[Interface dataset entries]
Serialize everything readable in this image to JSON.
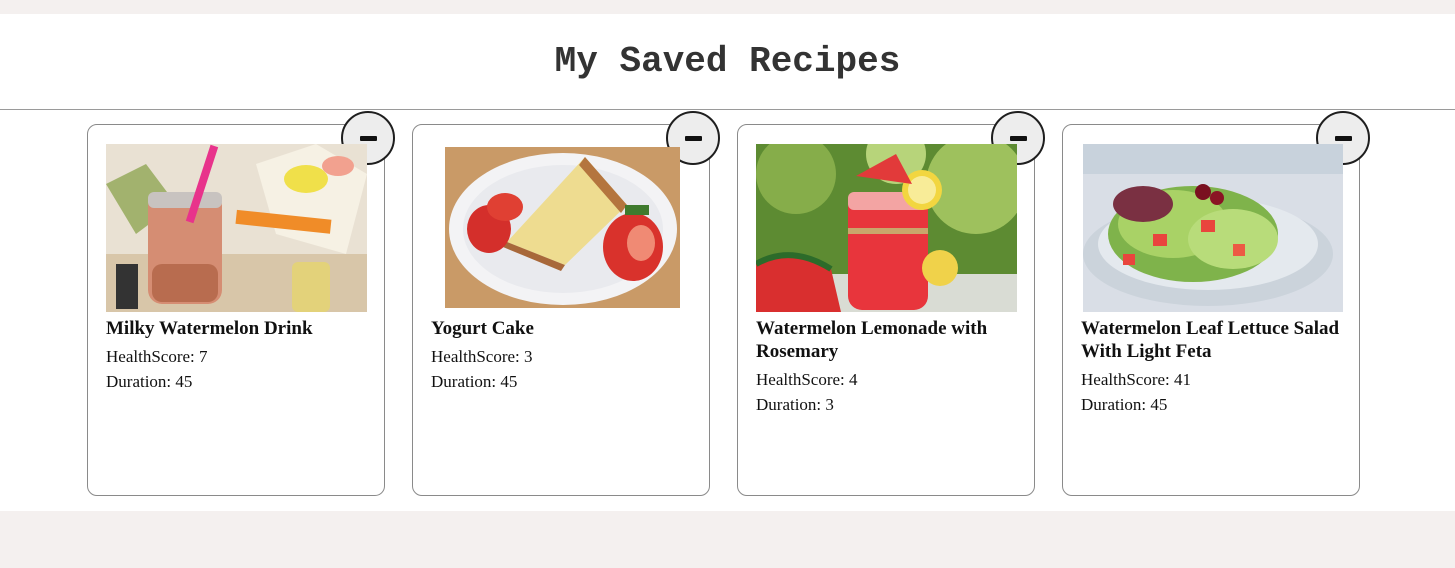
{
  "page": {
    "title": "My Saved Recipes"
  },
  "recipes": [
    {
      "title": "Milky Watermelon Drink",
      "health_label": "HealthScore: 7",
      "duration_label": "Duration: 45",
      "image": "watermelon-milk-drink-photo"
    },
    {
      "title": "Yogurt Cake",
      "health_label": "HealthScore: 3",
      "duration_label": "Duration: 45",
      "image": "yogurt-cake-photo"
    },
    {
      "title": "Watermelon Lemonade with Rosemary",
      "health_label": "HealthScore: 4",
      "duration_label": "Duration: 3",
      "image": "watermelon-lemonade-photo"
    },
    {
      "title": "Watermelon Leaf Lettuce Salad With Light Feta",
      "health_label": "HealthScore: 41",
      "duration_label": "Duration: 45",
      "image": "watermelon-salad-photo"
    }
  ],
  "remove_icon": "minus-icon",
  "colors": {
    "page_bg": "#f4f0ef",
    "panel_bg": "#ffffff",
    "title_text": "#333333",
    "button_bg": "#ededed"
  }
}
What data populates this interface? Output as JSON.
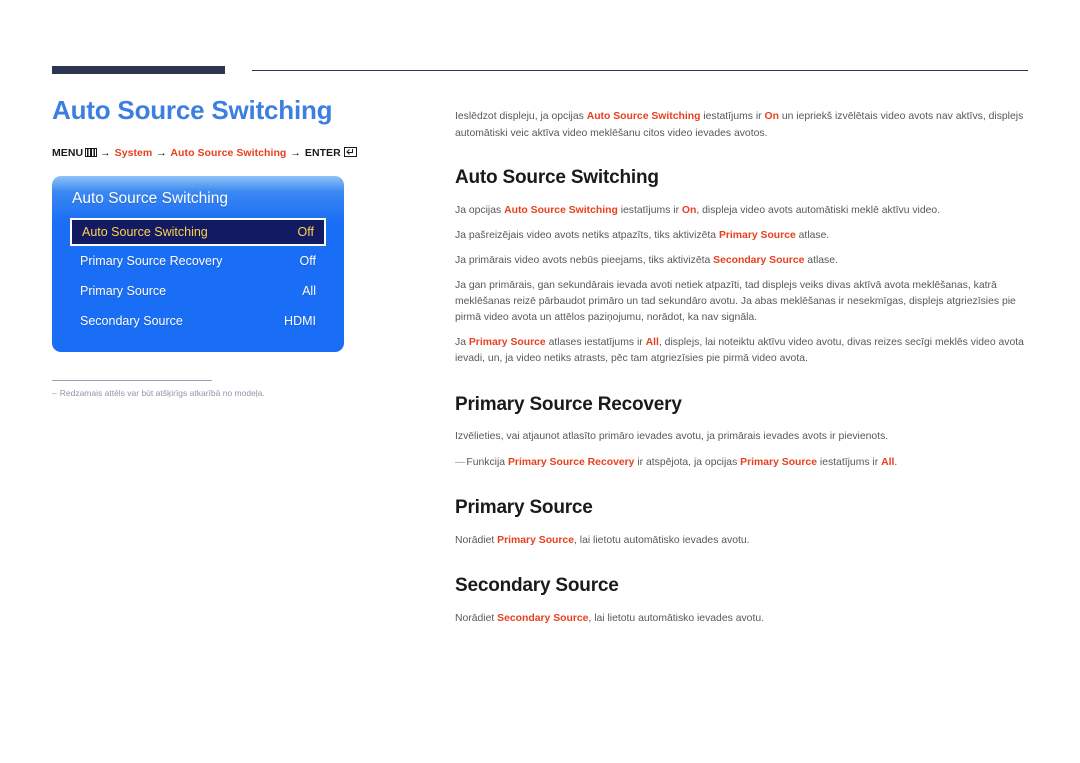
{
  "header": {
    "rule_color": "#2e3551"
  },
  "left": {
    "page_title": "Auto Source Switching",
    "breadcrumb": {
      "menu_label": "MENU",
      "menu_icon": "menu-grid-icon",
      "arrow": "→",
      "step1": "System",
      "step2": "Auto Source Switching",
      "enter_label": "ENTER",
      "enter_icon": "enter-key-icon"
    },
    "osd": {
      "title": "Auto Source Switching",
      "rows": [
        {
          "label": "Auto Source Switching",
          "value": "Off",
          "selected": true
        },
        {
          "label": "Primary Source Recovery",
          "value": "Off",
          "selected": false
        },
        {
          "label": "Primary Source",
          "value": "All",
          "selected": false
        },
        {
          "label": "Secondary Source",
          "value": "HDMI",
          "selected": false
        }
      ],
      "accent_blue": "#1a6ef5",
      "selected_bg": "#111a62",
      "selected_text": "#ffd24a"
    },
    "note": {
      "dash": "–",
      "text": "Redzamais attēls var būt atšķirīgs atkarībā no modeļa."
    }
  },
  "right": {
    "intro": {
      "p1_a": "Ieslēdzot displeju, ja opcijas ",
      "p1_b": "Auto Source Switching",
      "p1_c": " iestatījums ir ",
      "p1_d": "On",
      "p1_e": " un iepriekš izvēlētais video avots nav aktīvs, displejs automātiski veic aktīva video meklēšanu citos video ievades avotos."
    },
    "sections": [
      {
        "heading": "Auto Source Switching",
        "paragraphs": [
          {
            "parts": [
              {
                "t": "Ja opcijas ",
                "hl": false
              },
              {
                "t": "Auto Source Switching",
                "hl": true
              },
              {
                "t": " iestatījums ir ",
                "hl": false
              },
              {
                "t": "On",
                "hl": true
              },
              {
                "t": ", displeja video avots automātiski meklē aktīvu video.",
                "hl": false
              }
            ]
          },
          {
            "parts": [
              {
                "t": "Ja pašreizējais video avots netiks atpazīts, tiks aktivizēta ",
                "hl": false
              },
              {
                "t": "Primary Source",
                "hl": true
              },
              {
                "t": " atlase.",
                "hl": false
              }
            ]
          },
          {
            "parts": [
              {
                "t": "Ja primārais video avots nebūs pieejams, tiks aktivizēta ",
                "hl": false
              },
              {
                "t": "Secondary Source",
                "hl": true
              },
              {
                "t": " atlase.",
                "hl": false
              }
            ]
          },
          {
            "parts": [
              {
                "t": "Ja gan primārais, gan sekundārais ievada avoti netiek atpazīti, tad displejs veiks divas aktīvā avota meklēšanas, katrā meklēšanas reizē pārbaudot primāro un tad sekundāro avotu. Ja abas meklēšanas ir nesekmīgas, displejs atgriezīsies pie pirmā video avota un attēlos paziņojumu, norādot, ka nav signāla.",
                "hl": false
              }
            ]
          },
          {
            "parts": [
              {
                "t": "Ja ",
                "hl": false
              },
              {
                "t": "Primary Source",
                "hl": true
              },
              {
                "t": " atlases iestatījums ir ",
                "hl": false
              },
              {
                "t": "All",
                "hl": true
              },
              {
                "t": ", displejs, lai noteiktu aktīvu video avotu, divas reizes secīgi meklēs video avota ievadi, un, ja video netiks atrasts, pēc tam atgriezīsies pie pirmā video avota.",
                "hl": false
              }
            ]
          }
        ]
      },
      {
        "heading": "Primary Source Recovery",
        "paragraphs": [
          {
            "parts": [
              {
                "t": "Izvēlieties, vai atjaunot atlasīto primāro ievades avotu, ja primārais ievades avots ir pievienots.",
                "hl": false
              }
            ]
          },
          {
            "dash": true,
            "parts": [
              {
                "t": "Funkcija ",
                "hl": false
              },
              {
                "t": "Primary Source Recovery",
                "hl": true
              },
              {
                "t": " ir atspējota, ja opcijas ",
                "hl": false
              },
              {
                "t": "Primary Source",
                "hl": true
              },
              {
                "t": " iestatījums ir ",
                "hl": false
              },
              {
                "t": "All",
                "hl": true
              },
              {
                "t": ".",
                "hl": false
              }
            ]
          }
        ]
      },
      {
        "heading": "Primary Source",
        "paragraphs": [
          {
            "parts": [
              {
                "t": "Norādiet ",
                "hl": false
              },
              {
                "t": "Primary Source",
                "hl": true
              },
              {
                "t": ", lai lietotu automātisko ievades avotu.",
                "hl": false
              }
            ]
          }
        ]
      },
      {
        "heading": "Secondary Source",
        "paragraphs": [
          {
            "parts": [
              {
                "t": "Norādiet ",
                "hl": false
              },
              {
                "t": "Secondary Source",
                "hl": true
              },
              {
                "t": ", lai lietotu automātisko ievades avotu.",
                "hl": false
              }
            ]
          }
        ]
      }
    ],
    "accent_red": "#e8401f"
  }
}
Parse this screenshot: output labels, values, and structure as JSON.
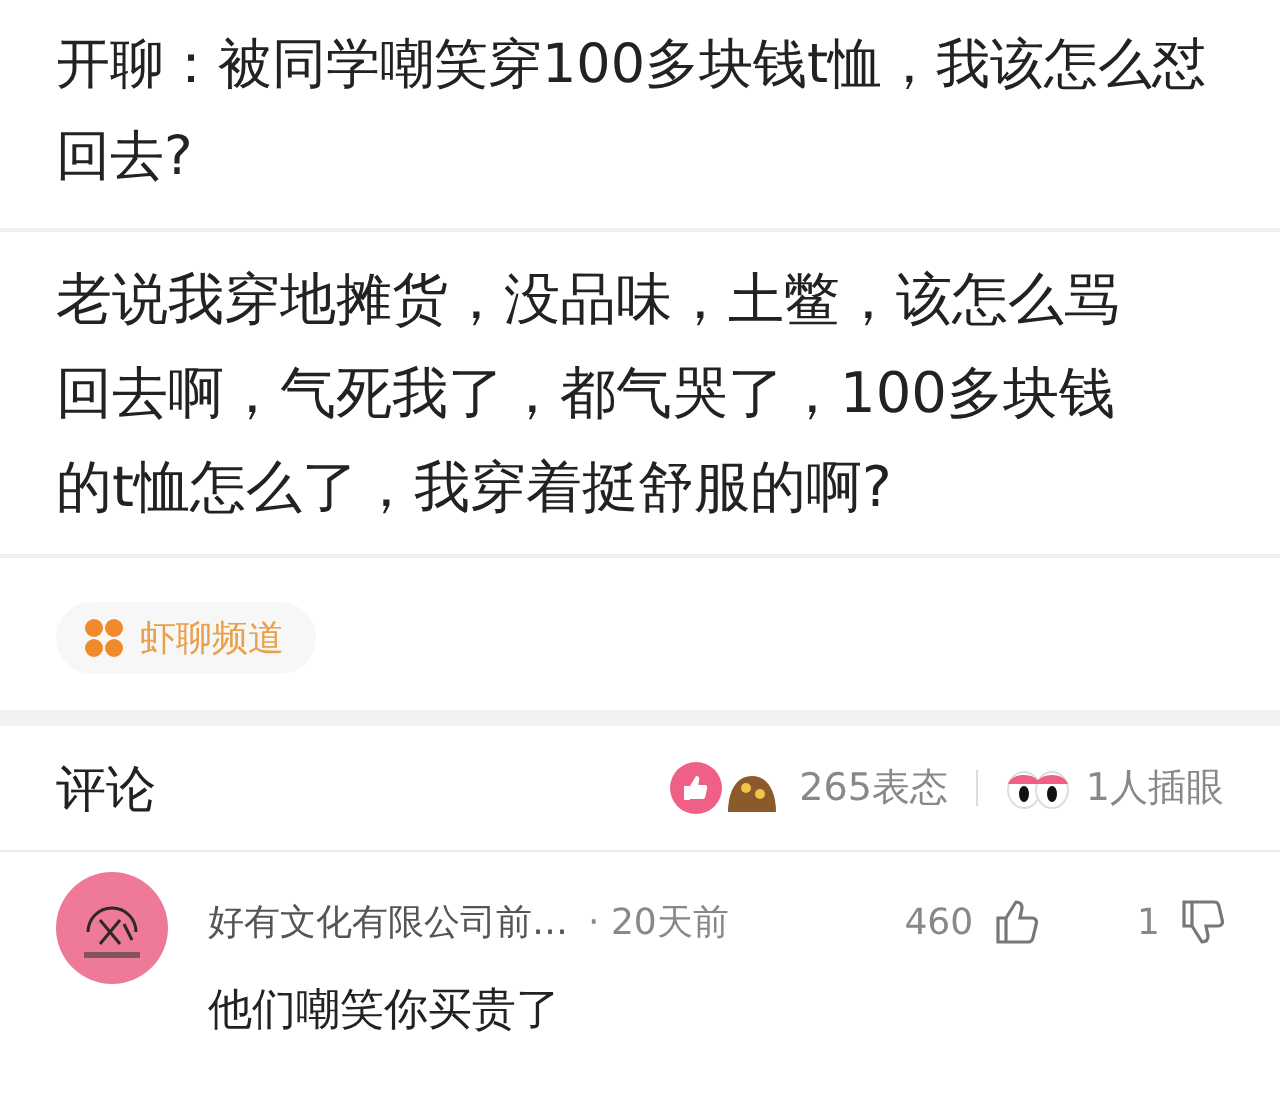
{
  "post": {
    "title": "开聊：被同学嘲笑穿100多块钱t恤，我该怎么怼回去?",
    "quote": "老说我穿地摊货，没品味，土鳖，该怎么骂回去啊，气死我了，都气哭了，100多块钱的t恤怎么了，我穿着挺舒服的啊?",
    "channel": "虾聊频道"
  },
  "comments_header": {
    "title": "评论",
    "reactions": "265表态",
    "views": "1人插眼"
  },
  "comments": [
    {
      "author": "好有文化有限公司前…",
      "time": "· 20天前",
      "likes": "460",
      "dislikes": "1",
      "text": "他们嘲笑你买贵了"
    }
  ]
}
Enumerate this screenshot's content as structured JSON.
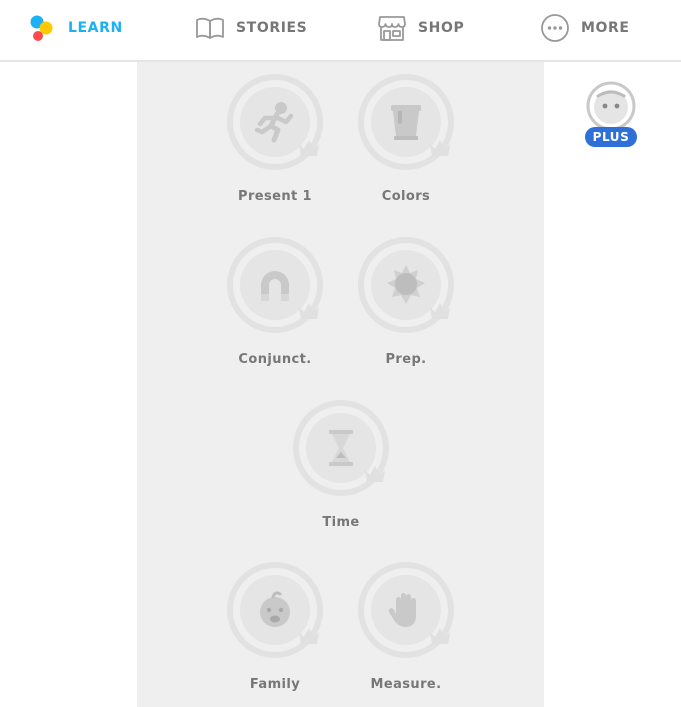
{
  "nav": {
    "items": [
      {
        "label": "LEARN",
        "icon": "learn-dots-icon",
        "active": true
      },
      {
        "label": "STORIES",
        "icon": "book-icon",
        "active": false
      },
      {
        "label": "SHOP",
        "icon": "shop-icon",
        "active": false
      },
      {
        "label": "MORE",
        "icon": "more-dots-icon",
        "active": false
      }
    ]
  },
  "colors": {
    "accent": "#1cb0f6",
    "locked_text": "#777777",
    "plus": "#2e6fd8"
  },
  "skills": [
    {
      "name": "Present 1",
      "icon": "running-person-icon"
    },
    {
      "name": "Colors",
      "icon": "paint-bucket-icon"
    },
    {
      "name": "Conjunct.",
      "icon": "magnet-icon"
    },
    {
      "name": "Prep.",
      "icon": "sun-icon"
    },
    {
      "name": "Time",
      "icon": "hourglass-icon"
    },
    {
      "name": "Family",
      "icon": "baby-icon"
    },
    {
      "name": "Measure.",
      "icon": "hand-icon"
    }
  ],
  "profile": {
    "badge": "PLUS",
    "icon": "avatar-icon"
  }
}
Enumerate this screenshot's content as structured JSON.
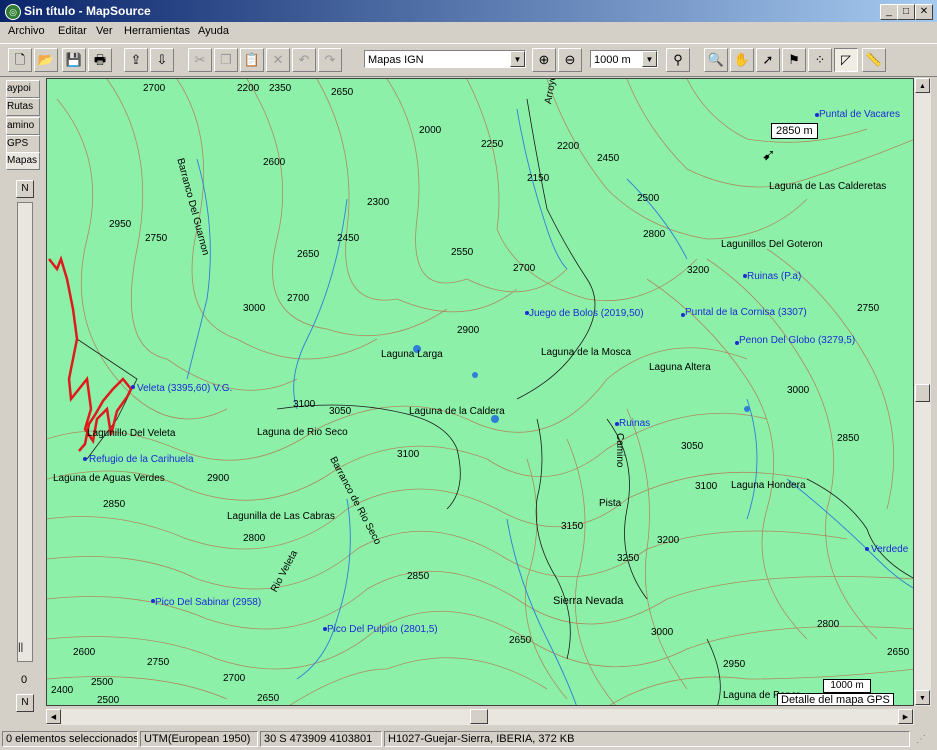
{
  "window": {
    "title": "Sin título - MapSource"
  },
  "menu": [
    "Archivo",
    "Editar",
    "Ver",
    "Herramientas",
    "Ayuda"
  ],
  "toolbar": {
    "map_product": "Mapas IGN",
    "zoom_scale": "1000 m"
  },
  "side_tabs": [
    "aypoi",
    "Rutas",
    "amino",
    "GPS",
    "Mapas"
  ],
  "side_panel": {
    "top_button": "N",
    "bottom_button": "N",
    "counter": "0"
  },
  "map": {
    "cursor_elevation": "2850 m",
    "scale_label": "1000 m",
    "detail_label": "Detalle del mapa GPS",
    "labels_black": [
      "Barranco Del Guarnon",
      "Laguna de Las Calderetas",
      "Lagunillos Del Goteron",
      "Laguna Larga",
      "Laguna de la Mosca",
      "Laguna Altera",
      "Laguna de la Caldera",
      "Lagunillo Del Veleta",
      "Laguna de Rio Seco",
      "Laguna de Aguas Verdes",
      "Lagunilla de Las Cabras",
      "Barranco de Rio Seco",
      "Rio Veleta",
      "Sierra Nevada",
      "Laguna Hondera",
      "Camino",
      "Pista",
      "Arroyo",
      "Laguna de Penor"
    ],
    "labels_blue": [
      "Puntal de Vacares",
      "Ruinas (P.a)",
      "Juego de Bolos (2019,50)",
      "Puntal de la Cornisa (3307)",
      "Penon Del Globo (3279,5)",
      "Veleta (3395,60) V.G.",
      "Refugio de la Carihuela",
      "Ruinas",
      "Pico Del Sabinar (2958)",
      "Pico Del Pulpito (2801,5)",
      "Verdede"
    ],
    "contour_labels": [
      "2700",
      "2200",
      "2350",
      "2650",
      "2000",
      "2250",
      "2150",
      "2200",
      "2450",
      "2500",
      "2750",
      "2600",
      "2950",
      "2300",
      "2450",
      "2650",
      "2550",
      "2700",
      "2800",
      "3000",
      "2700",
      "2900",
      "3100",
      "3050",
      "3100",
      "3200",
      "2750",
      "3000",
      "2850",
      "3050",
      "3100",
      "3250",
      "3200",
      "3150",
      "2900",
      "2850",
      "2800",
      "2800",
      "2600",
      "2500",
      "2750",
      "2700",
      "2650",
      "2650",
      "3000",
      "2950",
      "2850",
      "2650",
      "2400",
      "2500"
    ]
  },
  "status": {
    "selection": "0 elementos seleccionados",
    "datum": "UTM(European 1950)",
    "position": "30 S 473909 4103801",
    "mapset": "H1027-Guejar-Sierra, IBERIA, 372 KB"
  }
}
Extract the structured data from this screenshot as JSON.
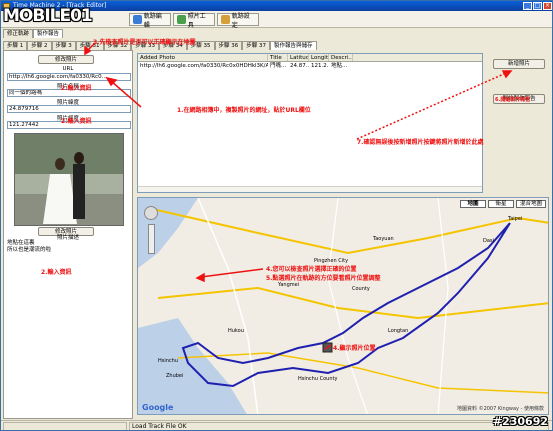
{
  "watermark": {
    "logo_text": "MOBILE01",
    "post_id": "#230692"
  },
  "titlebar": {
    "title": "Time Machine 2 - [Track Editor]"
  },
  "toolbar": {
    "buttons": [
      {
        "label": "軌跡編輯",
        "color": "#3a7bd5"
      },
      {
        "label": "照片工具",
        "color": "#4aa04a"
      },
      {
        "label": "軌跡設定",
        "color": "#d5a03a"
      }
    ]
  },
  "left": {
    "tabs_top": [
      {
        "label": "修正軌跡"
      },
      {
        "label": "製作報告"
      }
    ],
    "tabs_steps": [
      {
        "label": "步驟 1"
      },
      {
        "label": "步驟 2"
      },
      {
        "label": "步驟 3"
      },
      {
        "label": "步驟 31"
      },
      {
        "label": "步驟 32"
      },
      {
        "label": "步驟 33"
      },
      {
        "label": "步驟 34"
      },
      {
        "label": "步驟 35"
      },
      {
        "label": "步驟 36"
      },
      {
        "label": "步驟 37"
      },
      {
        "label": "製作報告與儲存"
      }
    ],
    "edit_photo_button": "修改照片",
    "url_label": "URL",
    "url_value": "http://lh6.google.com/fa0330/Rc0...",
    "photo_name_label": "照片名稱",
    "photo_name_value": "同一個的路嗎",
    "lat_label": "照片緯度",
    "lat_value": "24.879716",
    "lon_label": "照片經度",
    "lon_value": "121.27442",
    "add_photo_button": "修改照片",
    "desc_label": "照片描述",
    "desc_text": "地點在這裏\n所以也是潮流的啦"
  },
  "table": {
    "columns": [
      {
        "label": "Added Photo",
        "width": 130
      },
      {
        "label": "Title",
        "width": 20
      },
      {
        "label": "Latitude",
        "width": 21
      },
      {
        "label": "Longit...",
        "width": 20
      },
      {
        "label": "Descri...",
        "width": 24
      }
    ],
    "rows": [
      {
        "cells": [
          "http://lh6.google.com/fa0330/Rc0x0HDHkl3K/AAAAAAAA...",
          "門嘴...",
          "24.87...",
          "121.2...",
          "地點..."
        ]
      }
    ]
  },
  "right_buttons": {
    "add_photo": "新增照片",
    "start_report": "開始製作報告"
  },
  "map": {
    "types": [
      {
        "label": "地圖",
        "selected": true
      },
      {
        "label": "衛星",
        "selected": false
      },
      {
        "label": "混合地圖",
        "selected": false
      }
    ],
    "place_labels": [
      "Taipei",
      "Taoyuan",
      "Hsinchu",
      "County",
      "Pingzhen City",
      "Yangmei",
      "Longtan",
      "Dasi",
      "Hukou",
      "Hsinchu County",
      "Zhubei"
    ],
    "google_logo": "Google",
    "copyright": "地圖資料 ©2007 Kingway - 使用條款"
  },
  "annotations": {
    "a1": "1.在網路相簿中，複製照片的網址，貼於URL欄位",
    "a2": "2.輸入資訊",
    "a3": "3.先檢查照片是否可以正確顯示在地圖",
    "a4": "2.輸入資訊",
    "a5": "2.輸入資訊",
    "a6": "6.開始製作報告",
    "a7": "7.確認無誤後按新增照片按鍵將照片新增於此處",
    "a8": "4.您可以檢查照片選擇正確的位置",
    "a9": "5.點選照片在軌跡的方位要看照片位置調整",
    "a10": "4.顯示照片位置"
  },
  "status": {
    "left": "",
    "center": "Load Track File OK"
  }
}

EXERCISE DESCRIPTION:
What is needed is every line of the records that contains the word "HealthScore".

RESULT OF THE TASK:
      "health_label": "HealthScore: 7",
      "health_label": "HealthScore: 3",
      "health_label": "HealthScore: 4",
      "health_label": "HealthScore: 41",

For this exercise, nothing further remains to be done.